> **About this task**
Set every record down again exactly. Do not carry over the pictures.

[Web page and app entries]
┄┄┄┄┄┄

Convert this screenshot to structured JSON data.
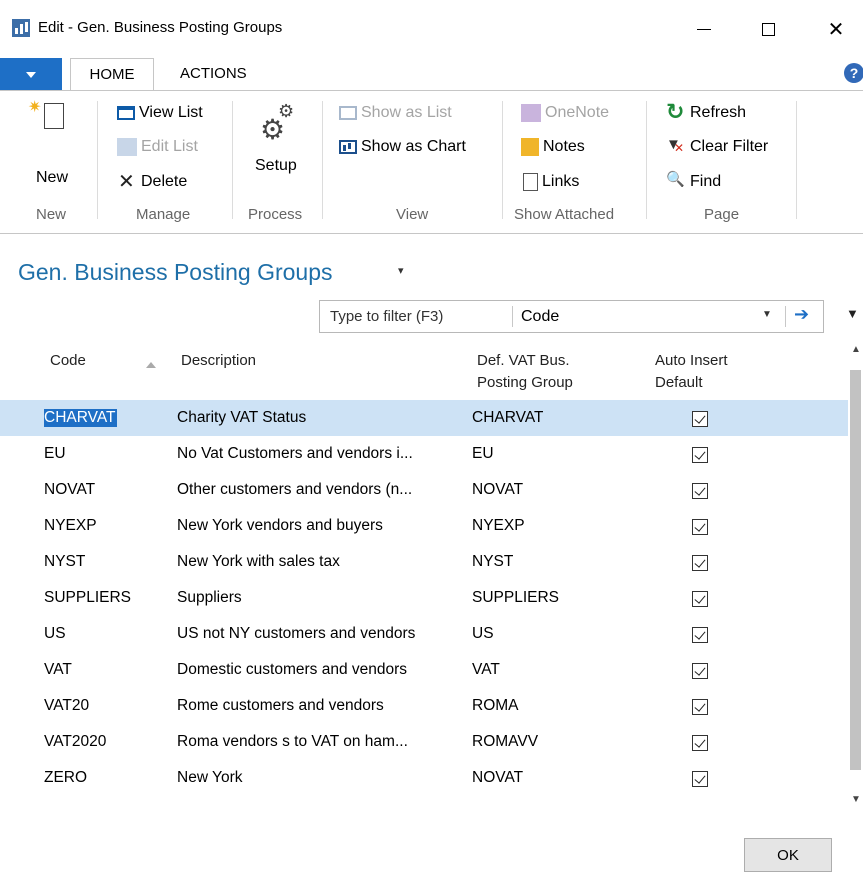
{
  "window": {
    "title": "Edit - Gen. Business Posting Groups",
    "close_glyph": "✕"
  },
  "ribbon_tabs": [
    {
      "label": "HOME"
    },
    {
      "label": "ACTIONS"
    }
  ],
  "help": {
    "glyph": "?"
  },
  "ribbon": {
    "groups": {
      "new": "New",
      "manage": "Manage",
      "process": "Process",
      "view": "View",
      "show_attached": "Show Attached",
      "page": "Page"
    },
    "buttons": {
      "new": "New",
      "view_list": "View List",
      "edit_list": "Edit List",
      "delete": "Delete",
      "setup": "Setup",
      "show_as_list": "Show as List",
      "show_as_chart": "Show as Chart",
      "onenote": "OneNote",
      "notes": "Notes",
      "links": "Links",
      "refresh": "Refresh",
      "clear_filter": "Clear Filter",
      "find": "Find"
    }
  },
  "page": {
    "title": "Gen. Business Posting Groups",
    "title_dropdown": "▾"
  },
  "filter": {
    "placeholder": "Type to filter (F3)",
    "field": "Code"
  },
  "table": {
    "headers": {
      "code": "Code",
      "description": "Description",
      "def_vat_line1": "Def. VAT Bus.",
      "def_vat_line2": "Posting Group",
      "auto_line1": "Auto Insert",
      "auto_line2": "Default"
    },
    "rows": [
      {
        "code": "CHARVAT",
        "description": "Charity VAT Status",
        "def_vat": "CHARVAT",
        "auto_insert": true
      },
      {
        "code": "EU",
        "description": "No Vat Customers and vendors i...",
        "def_vat": "EU",
        "auto_insert": true
      },
      {
        "code": "NOVAT",
        "description": "Other customers and vendors (n...",
        "def_vat": "NOVAT",
        "auto_insert": true
      },
      {
        "code": "NYEXP",
        "description": "New York vendors and buyers",
        "def_vat": "NYEXP",
        "auto_insert": true
      },
      {
        "code": "NYST",
        "description": "New York with sales tax",
        "def_vat": "NYST",
        "auto_insert": true
      },
      {
        "code": "SUPPLIERS",
        "description": "Suppliers",
        "def_vat": "SUPPLIERS",
        "auto_insert": true
      },
      {
        "code": "US",
        "description": "US not NY customers and vendors",
        "def_vat": "US",
        "auto_insert": true
      },
      {
        "code": "VAT",
        "description": "Domestic customers and vendors",
        "def_vat": "VAT",
        "auto_insert": true
      },
      {
        "code": "VAT20",
        "description": "Rome customers and vendors",
        "def_vat": "ROMA",
        "auto_insert": true
      },
      {
        "code": "VAT2020",
        "description": "Roma vendors s to VAT on ham...",
        "def_vat": "ROMAVV",
        "auto_insert": true
      },
      {
        "code": "ZERO",
        "description": "New York",
        "def_vat": "NOVAT",
        "auto_insert": true
      }
    ]
  },
  "footer": {
    "ok": "OK"
  }
}
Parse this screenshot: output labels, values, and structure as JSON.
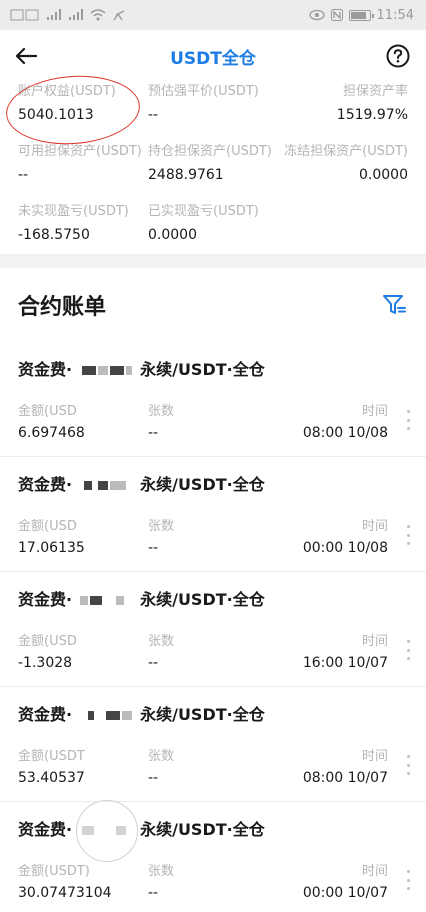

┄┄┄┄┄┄

> **Task output**
Convert this screenshot to structured JSON data.
{
  "window": {
    "title": "Edit - Gen. Business Posting Groups",
    "close_glyph": "✕"
  },
  "ribbon_tabs": [
    {
      "label": "HOME"
    },
    {
      "label": "ACTIONS"
    }
  ],
  "help": {
    "glyph": "?"
  },
  "ribbon": {
    "groups": {
      "new": "New",
      "manage": "Manage",
      "process": "Process",
      "view": "View",
      "show_attached": "Show Attached",
      "page": "Page"
    },
    "buttons": {
      "new": "New",
      "view_list": "View List",
      "edit_list": "Edit List",
      "delete": "Delete",
      "setup": "Setup",
      "show_as_list": "Show as List",
      "show_as_chart": "Show as Chart",
      "onenote": "OneNote",
      "notes": "Notes",
      "links": "Links",
      "refresh": "Refresh",
      "clear_filter": "Clear Filter",
      "find": "Find"
    }
  },
  "page": {
    "title": "Gen. Business Posting Groups",
    "title_dropdown": "▾"
  },
  "filter": {
    "placeholder": "Type to filter (F3)",
    "field": "Code"
  },
  "table": {
    "headers": {
      "code": "Code",
      "description": "Description",
      "def_vat_line1": "Def. VAT Bus.",
      "def_vat_line2": "Posting Group",
      "auto_line1": "Auto Insert",
      "auto_line2": "Default"
    },
    "rows": [
      {
        "code": "CHARVAT",
        "description": "Charity VAT Status",
        "def_vat": "CHARVAT",
        "auto_insert": true
      },
      {
        "code": "EU",
        "description": "No Vat Customers and vendors i...",
        "def_vat": "EU",
        "auto_insert": true
      },
      {
        "code": "NOVAT",
        "description": "Other customers and vendors (n...",
        "def_vat": "NOVAT",
        "auto_insert": true
      },
      {
        "code": "NYEXP",
        "description": "New York vendors and buyers",
        "def_vat": "NYEXP",
        "auto_insert": true
      },
      {
        "code": "NYST",
        "description": "New York with sales tax",
        "def_vat": "NYST",
        "auto_insert": true
      },
      {
        "code": "SUPPLIERS",
        "description": "Suppliers",
        "def_vat": "SUPPLIERS",
        "auto_insert": true
      },
      {
        "code": "US",
        "description": "US not NY customers and vendors",
        "def_vat": "US",
        "auto_insert": true
      },
      {
        "code": "VAT",
        "description": "Domestic customers and vendors",
        "def_vat": "VAT",
        "auto_insert": true
      },
      {
        "code": "VAT20",
        "description": "Rome customers and vendors",
        "def_vat": "ROMA",
        "auto_insert": true
      },
      {
        "code": "VAT2020",
        "description": "Roma vendors s to VAT on ham...",
        "def_vat": "ROMAVV",
        "auto_insert": true
      },
      {
        "code": "ZERO",
        "description": "New York",
        "def_vat": "NOVAT",
        "auto_insert": true
      }
    ]
  },
  "footer": {
    "ok": "OK"
  }
}
Parse this screenshot: output labels, values, and structure as JSON.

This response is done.